Argentine Tango is an intricate and improvised dance form, with a long history and participants all over the world. Tango aficionados attend workshops to refine their skills. Workshop teachers often take us, "back to basics," which in the case of Argentine Tango, is walking. (Who knew how much there is to just walking?) Going back to basics, we discover new nuances, and new ways of thinking and using what we already know.As ISE launches into blogging about our experience, I thought it would be appropriate to write about Agile from a "back to basics" perspective - and also consider how those basics from Argentine Tango might give us new nuances, and new ways of thinking by using what we already know about Agile.
What we have to say, what you want us to hear.
That’s how our blog works. It’s interactive. Let’s learn together.
Last week Hass, Mark, and myself attended the Internet of Things World Conference in Santa Clara, California. Attendees came from all over the world to learn, share and discuss the Internet of Things (IoT). It was four days jam packed with workshops, keynote speeches, breakout sessions and vendor exhibits.
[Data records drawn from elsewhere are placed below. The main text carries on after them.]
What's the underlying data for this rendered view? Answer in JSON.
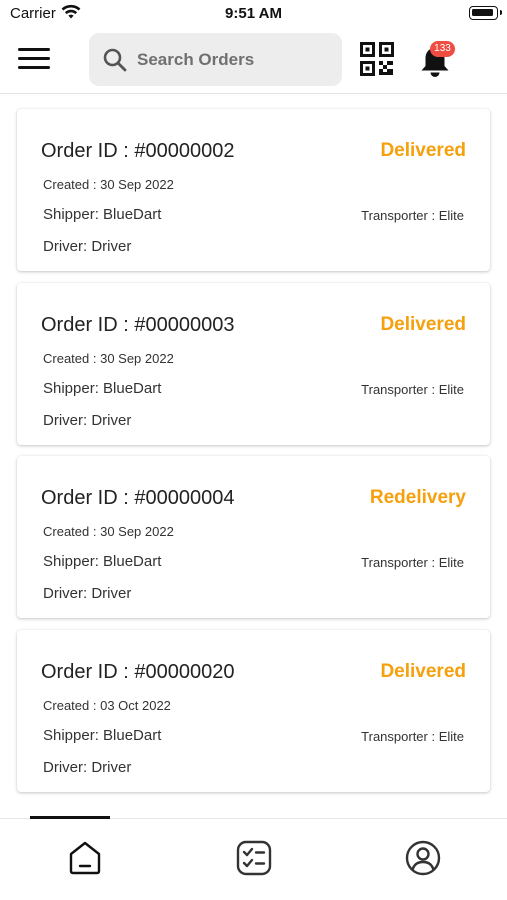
{
  "status_bar": {
    "carrier": "Carrier",
    "time": "9:51 AM"
  },
  "header": {
    "search_placeholder": "Search Orders",
    "notification_count": "133"
  },
  "orders": [
    {
      "id_label": "Order ID : #00000002",
      "status": "Delivered",
      "created": "Created : 30 Sep 2022",
      "shipper": "Shipper: BlueDart",
      "transporter": "Transporter : Elite",
      "driver": "Driver: Driver"
    },
    {
      "id_label": "Order ID : #00000003",
      "status": "Delivered",
      "created": "Created : 30 Sep 2022",
      "shipper": "Shipper: BlueDart",
      "transporter": "Transporter : Elite",
      "driver": "Driver: Driver"
    },
    {
      "id_label": "Order ID : #00000004",
      "status": "Redelivery",
      "created": "Created : 30 Sep 2022",
      "shipper": "Shipper: BlueDart",
      "transporter": "Transporter : Elite",
      "driver": "Driver: Driver"
    },
    {
      "id_label": "Order ID : #00000020",
      "status": "Delivered",
      "created": "Created : 03 Oct 2022",
      "shipper": "Shipper: BlueDart",
      "transporter": "Transporter : Elite",
      "driver": "Driver: Driver"
    }
  ],
  "colors": {
    "status_accent": "#f5a00c",
    "badge": "#ef4d42"
  },
  "bottom_nav": {
    "items": [
      "home-icon",
      "checklist-icon",
      "user-profile-icon"
    ],
    "active": "home-icon"
  }
}
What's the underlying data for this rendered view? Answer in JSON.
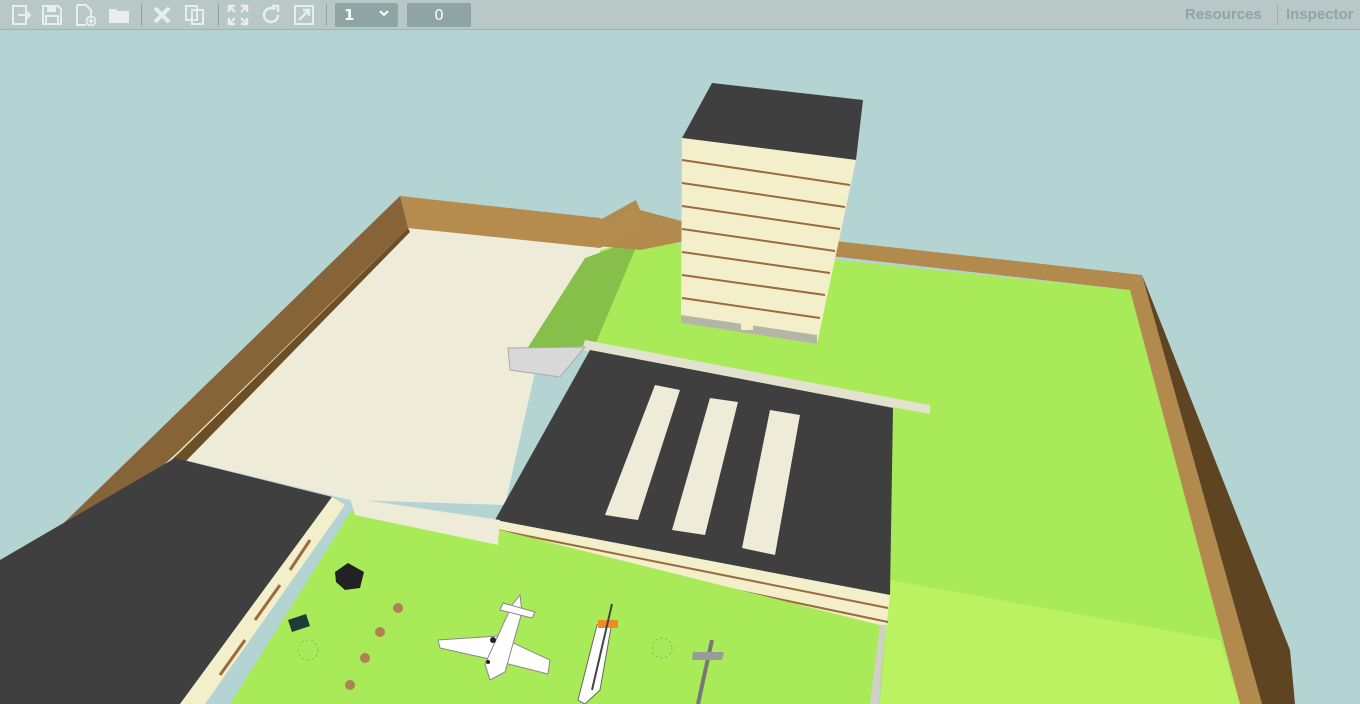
{
  "toolbar": {
    "buttons": [
      {
        "name": "export-icon"
      },
      {
        "name": "save-icon"
      },
      {
        "name": "new-file-icon"
      },
      {
        "name": "open-folder-icon"
      },
      {
        "name": "delete-icon"
      },
      {
        "name": "duplicate-icon"
      },
      {
        "name": "fullscreen-icon"
      },
      {
        "name": "rotate-icon"
      },
      {
        "name": "resize-icon"
      }
    ],
    "zoom_value": "1",
    "count_value": "0"
  },
  "tabs": {
    "resources": "Resources",
    "inspector": "Inspector"
  },
  "colors": {
    "sky": "#b3d4d3",
    "wall": "#b38a4d",
    "wall_dark": "#6f5226",
    "grass": "#a9ea58",
    "concrete": "#eeebd9",
    "roof": "#3f3f3f",
    "building_face": "#f3efca"
  }
}
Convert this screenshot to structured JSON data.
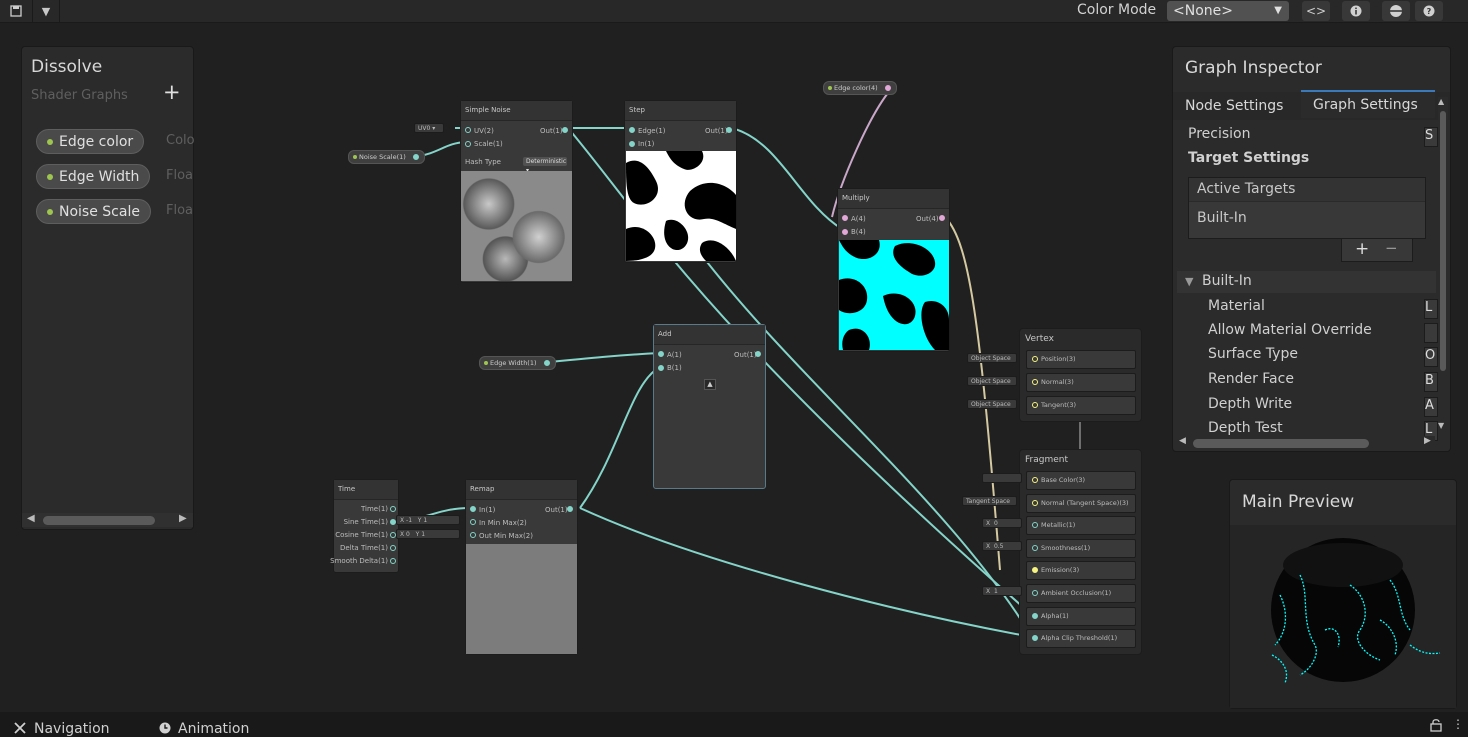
{
  "toolbar": {
    "save_icon": "save-icon",
    "dropdown_icon": "chevron-down-icon",
    "color_mode_label": "Color Mode",
    "color_mode_value": "<None>",
    "icons": [
      "code-toggle-icon",
      "info-icon",
      "sphere-preview-icon",
      "help-icon"
    ]
  },
  "blackboard": {
    "title": "Dissolve",
    "subtitle": "Shader Graphs",
    "add_label": "+",
    "properties": [
      {
        "name": "Edge color",
        "type": "Colo"
      },
      {
        "name": "Edge Width",
        "type": "Floa"
      },
      {
        "name": "Noise Scale",
        "type": "Floa"
      }
    ]
  },
  "nodes": {
    "simple_noise": {
      "title": "Simple Noise",
      "in_uv": "UV(2)",
      "in_scale": "Scale(1)",
      "out": "Out(1)",
      "hash_label": "Hash Type",
      "hash_value": "Deterministic",
      "uv_input": "UV0"
    },
    "step": {
      "title": "Step",
      "in_edge": "Edge(1)",
      "in_in": "In(1)",
      "out": "Out(1)"
    },
    "multiply": {
      "title": "Multiply",
      "in_a": "A(4)",
      "in_b": "B(4)",
      "out": "Out(4)"
    },
    "add": {
      "title": "Add",
      "in_a": "A(1)",
      "in_b": "B(1)",
      "out": "Out(1)"
    },
    "time": {
      "title": "Time",
      "outs": [
        "Time(1)",
        "Sine Time(1)",
        "Cosine Time(1)",
        "Delta Time(1)",
        "Smooth Delta(1)"
      ]
    },
    "remap": {
      "title": "Remap",
      "in_in": "In(1)",
      "in_min_max": "In Min Max(2)",
      "out_min_max": "Out Min Max(2)",
      "out": "Out(1)",
      "in_min_max_x": "-1",
      "in_min_max_y": "1",
      "out_min_max_x": "0",
      "out_min_max_y": "1",
      "x_label": "X",
      "y_label": "Y"
    },
    "prop_edge_color": "Edge color(4)",
    "prop_noise_scale": "Noise Scale(1)",
    "prop_edge_width": "Edge Width(1)"
  },
  "master": {
    "vertex_title": "Vertex",
    "vertex_blocks": [
      "Position(3)",
      "Normal(3)",
      "Tangent(3)"
    ],
    "vertex_inputs": [
      "Object Space",
      "Object Space",
      "Object Space"
    ],
    "fragment_title": "Fragment",
    "fragment_blocks": [
      "Base Color(3)",
      "Normal (Tangent Space)(3)",
      "Metallic(1)",
      "Smoothness(1)",
      "Emission(3)",
      "Ambient Occlusion(1)",
      "Alpha(1)",
      "Alpha Clip Threshold(1)"
    ],
    "fragment_inputs": {
      "normal": "Tangent Space",
      "metallic_x": "X",
      "metallic": "0",
      "smoothness_x": "X",
      "smoothness": "0.5",
      "ao_x": "X",
      "ao": "1"
    }
  },
  "inspector": {
    "title": "Graph Inspector",
    "tabs": [
      "Node Settings",
      "Graph Settings"
    ],
    "active_tab": "Graph Settings",
    "precision_label": "Precision",
    "precision_value": "S",
    "target_settings_label": "Target Settings",
    "active_targets_label": "Active Targets",
    "targets": [
      "Built-In"
    ],
    "add_label": "+",
    "remove_label": "−",
    "section": "Built-In",
    "rows": [
      {
        "label": "Material",
        "value": "L"
      },
      {
        "label": "Allow Material Override",
        "value": ""
      },
      {
        "label": "Surface Type",
        "value": "O"
      },
      {
        "label": "Render Face",
        "value": "B"
      },
      {
        "label": "Depth Write",
        "value": "A"
      },
      {
        "label": "Depth Test",
        "value": "L"
      }
    ]
  },
  "main_preview": {
    "title": "Main Preview"
  },
  "statusbar": {
    "navigation": "Navigation",
    "animation": "Animation"
  },
  "colors": {
    "vector1": "#84d4c9",
    "vector4": "#e1a7d6",
    "vector3": "#f7f483",
    "property": "#9ec54f",
    "emission": "#00ffff"
  }
}
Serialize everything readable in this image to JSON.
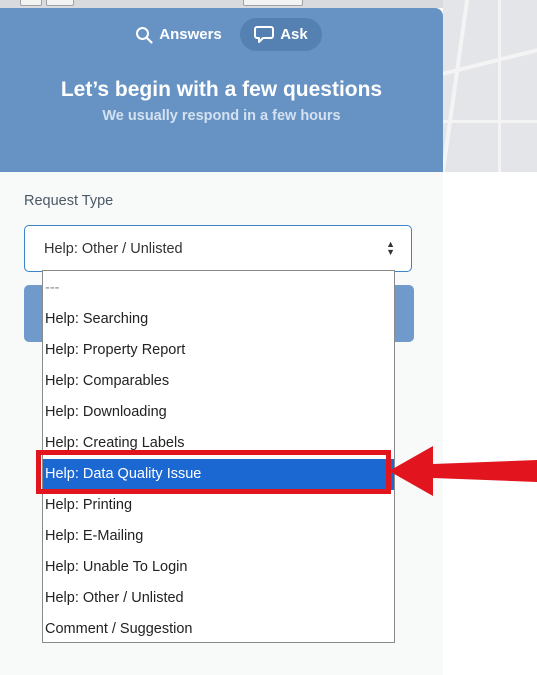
{
  "nav": {
    "answers_label": "Answers",
    "ask_label": "Ask",
    "answers_icon": "search-icon",
    "ask_icon": "speech-bubble-icon"
  },
  "header": {
    "title": "Let’s begin with a few questions",
    "subtitle": "We usually respond in a few hours"
  },
  "form": {
    "request_type_label": "Request Type",
    "selected_value": "Help: Other / Unlisted"
  },
  "dropdown": {
    "options": [
      "---",
      "Help: Searching",
      "Help: Property Report",
      "Help: Comparables",
      "Help: Downloading",
      "Help: Creating Labels",
      "Help: Data Quality Issue",
      "Help: Printing",
      "Help: E-Mailing",
      "Help: Unable To Login",
      "Help: Other / Unlisted",
      "Comment / Suggestion"
    ],
    "highlighted_option": "Help: Data Quality Issue"
  },
  "colors": {
    "header_bg": "#6793c4",
    "selected_option_bg": "#1c68d3",
    "annotation_red": "#e2141e"
  }
}
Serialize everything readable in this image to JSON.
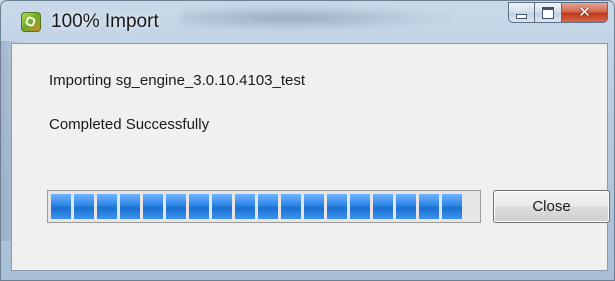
{
  "window": {
    "title": "100% Import",
    "icon": "import-app-icon"
  },
  "caption_buttons": {
    "minimize": "minimize-icon",
    "maximize": "maximize-icon",
    "close": "close-icon"
  },
  "dialog": {
    "importing_text": "Importing sg_engine_3.0.10.4103_test",
    "status_text": "Completed Successfully",
    "progress": 1.0,
    "close_label": "Close"
  },
  "colors": {
    "progress_fill": "#2e86e6",
    "close_caption": "#c0391f"
  }
}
We spent the first day in a workshop discussing both the technology and business behind the Internet of Things. Our next three days were spent selecting and attending various talks about everything IoT. Between sessions we would hit up the showroom floor to visit vendor booths and view live demos. We learned a great deal of information, so I am going to try to impart some of that knowledge by sharing some of the key points from the conference.
Welcome to the first installment of a series of Q&A blog posts. My name is Daniela Williams, Project Manager at ISE, and I'll be asking ISE team members questions to help give insight into what makes us tick.
First up is our website cover model, Matt Coventon (yep, all the people in our website photos are actual team members). Matt is a Senior Engineer and the practice lead for the Big Data professional service. So sit back, learn a bit about Big Data, and get a sneak peek at Matt's presentation at the In-Memory Computing Summit comingup on May 23rd-24th.
One problem with the Big Data paradigm is the lack of Big Data capable software engineers. Why is this? Let's check off the reasons:
- It is hard to reason about parallel computation. Steve Jobs was famous for saying that "nobody knows how to program [multi-core]. I mean two, yeah; four, not really; eight, forget it." Now take those eight cores and multiply it across tens, hundreds, or in some cases, thousands of machines. This is a difficult problem.
- There is a constantly changing ecosystem of tools, languages, and work flows. This leads to confusion among newcomers on which to learn and use, and which are irrelevant.